> [WORK TO COMPLETE]: Retype each entry below exactly as it stands.

> [RECORDS FOR PROCESSING]:
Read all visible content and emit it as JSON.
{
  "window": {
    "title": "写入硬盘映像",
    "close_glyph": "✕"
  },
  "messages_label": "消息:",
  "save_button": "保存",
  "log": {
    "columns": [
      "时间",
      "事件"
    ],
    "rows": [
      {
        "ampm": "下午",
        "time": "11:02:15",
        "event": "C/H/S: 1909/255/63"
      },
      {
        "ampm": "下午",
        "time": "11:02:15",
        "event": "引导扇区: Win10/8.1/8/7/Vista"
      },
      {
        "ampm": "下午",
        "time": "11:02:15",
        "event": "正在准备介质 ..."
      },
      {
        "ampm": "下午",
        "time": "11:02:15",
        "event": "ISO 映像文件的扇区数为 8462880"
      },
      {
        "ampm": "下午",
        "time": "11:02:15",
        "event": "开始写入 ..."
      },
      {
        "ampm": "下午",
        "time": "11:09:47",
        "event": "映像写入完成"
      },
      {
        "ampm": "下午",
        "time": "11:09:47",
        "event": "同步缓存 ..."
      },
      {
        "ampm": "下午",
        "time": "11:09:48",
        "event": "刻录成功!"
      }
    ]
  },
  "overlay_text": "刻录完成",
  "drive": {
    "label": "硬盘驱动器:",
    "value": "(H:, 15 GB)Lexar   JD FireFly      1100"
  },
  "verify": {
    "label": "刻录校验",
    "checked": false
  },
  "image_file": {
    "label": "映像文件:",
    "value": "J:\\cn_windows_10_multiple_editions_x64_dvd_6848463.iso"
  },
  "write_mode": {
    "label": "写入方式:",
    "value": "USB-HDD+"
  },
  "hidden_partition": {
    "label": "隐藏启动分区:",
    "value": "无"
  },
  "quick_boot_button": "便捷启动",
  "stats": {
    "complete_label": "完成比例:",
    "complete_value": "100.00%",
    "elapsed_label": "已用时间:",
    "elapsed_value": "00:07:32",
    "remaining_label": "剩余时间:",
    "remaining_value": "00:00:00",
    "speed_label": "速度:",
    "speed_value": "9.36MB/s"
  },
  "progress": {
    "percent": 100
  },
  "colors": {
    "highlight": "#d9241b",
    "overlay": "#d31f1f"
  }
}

> [ANSWER]:
Read all visible content and emit it as JSON.
{
  "window": {
    "title": "写入硬盘映像",
    "close_glyph": "✕"
  },
  "messages_label": "消息:",
  "save_button": "保存",
  "log": {
    "columns": [
      "时间",
      "事件"
    ],
    "rows": [
      {
        "ampm": "下午",
        "time": "11:02:15",
        "event": "C/H/S: 1909/255/63"
      },
      {
        "ampm": "下午",
        "time": "11:02:15",
        "event": "引导扇区: Win10/8.1/8/7/Vista"
      },
      {
        "ampm": "下午",
        "time": "11:02:15",
        "event": "正在准备介质 ..."
      },
      {
        "ampm": "下午",
        "time": "11:02:15",
        "event": "ISO 映像文件的扇区数为 8462880"
      },
      {
        "ampm": "下午",
        "time": "11:02:15",
        "event": "开始写入 ..."
      },
      {
        "ampm": "下午",
        "time": "11:09:47",
        "event": "映像写入完成"
      },
      {
        "ampm": "下午",
        "time": "11:09:47",
        "event": "同步缓存 ..."
      },
      {
        "ampm": "下午",
        "time": "11:09:48",
        "event": "刻录成功!"
      }
    ]
  },
  "overlay_text": "刻录完成",
  "drive": {
    "label": "硬盘驱动器:",
    "value": "(H:, 15 GB)Lexar   JD FireFly      1100"
  },
  "verify": {
    "label": "刻录校验",
    "checked": false
  },
  "image_file": {
    "label": "映像文件:",
    "value": "J:\\cn_windows_10_multiple_editions_x64_dvd_6848463.iso"
  },
  "write_mode": {
    "label": "写入方式:",
    "value": "USB-HDD+"
  },
  "hidden_partition": {
    "label": "隐藏启动分区:",
    "value": "无"
  },
  "quick_boot_button": "便捷启动",
  "stats": {
    "complete_label": "完成比例:",
    "complete_value": "100.00%",
    "elapsed_label": "已用时间:",
    "elapsed_value": "00:07:32",
    "remaining_label": "剩余时间:",
    "remaining_value": "00:00:00",
    "speed_label": "速度:",
    "speed_value": "9.36MB/s"
  },
  "progress": {
    "percent": 100
  },
  "colors": {
    "highlight": "#d9241b",
    "overlay": "#d31f1f"
  }
}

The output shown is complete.